We wish to thank Wikipedia, the free encyclopedia for some of the information on this page. We share images and information with Wikipedia.
A spectacular tropical fan palm with a stout trunk and massive blue-grey fan leaves up to nine feet across. There is also a green leaved form. It is very sensitive to transplanting, but root pruning will help avoid shock to the plant.
This massive tropical palm commands attention and demands respect wherever it is grown. It grows a single smooth trunk on mature specimens but the younger plants retain their old leaf bases. This palm may reach aheight of 50 - 60 feet and a spread of 20 feet or more. The young specimens that have yet to form a trunk show off their full crowns of about 25 leaves very quickly! The huge palmate leaves are bright light blue, waxy and are up to 10 feet across. They are supported on 6 foot stems that can be as much as 10 inches in diameter. The leaf bases will split where they attach to the trunk and the leaf stems are have small sharp teeth.
Bismarck Palm is adaptable to many kinds of soil and it prefers full sun but is tolerant of some shade. Once established it is drought tolerant.
Because of its huge size and mass, the Bismarck palm is not recommended for small yards. It is best planted where it can be the focal point of the landscaping.
Bismarckia nobilis is the only species in the genus and it is a relatively recent introduction to Arizona landscapes. Bismarck palm is rapidly becoming popular since it is not only spectacular but it is drought tolerant and not as subject to disease and nutritional deficiencies as most other landscape palm species are.
It is named after Otto von Bismarck, former chancellor of Germany. It is one of the most common palms in Madagascar.
This palm is a difficult tree to transplant, so use care when pruning not to damage the lower trunk or roots.
Height: Can reach an ultimate height of 50 - 60 feet with a spread of 20 feet or more
Flowers: Its flowers, unisexual on dioecious plants, are small, whitish, fragrant, clustered in axillary spadices up to 3 feet long markedly bent downwards by their fruit weight.
Flowering Time: Southern Arizona, March - April. Phoenix Area, April - May.
Leaves: The leaves are huge palmate leaves that are bright light blue, waxy and are up to 10 feet across. They are supported on 6 foot stems that can be 10 inches in diameter.
Trunk: Normally up to 18 - 24 inches in diameter.
Soil pH requirements:
Elevation: Can be found growing from 0 - 2,000 feet.
Habitat: Lower elevations. It grows well in sand, sandy loam, clay and other heavy soils. It needs good drainage and aeration. A sunny, warm, and well drained position.
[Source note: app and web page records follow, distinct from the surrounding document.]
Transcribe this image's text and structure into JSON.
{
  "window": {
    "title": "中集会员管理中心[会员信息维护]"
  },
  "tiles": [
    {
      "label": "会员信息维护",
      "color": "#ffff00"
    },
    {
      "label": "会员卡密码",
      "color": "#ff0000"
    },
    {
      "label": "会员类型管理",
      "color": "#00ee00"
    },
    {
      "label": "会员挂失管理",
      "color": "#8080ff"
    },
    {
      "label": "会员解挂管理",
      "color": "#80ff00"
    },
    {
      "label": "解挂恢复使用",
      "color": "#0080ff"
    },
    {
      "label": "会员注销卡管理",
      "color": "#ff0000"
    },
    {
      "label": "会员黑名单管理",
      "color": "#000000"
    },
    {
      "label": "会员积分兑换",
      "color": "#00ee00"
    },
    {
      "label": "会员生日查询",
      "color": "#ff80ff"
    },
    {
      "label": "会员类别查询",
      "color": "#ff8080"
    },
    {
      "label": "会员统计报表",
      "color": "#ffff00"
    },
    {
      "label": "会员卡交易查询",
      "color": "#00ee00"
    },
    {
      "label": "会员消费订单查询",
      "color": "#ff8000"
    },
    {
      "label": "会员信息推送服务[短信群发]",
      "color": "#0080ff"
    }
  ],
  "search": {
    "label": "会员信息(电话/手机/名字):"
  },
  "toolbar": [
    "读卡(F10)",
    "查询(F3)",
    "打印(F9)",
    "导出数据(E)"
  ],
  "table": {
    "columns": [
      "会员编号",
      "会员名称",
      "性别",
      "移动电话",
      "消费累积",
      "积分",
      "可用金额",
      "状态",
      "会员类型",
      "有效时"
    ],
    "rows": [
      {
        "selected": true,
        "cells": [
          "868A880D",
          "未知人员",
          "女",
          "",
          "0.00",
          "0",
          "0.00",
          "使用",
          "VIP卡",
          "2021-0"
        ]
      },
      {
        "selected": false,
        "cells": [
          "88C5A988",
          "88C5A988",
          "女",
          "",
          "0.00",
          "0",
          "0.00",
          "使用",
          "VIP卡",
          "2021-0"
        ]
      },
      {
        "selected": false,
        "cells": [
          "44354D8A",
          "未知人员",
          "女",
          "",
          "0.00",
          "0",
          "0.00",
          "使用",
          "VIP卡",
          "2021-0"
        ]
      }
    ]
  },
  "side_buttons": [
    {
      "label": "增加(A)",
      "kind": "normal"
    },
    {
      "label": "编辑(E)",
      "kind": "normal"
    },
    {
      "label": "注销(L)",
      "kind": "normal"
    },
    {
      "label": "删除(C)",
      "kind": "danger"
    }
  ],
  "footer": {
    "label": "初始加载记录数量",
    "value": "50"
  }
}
Drought, and frost tolerant. Adaptable to most types of soil.
Miscellaneous: Photos Taken at Arrowhead Ranch, Glendale, Arizona. January 21, 2006. Needs a very large area to grow.
|© 1966 - Present, Audrey, Eve, & George DeLange|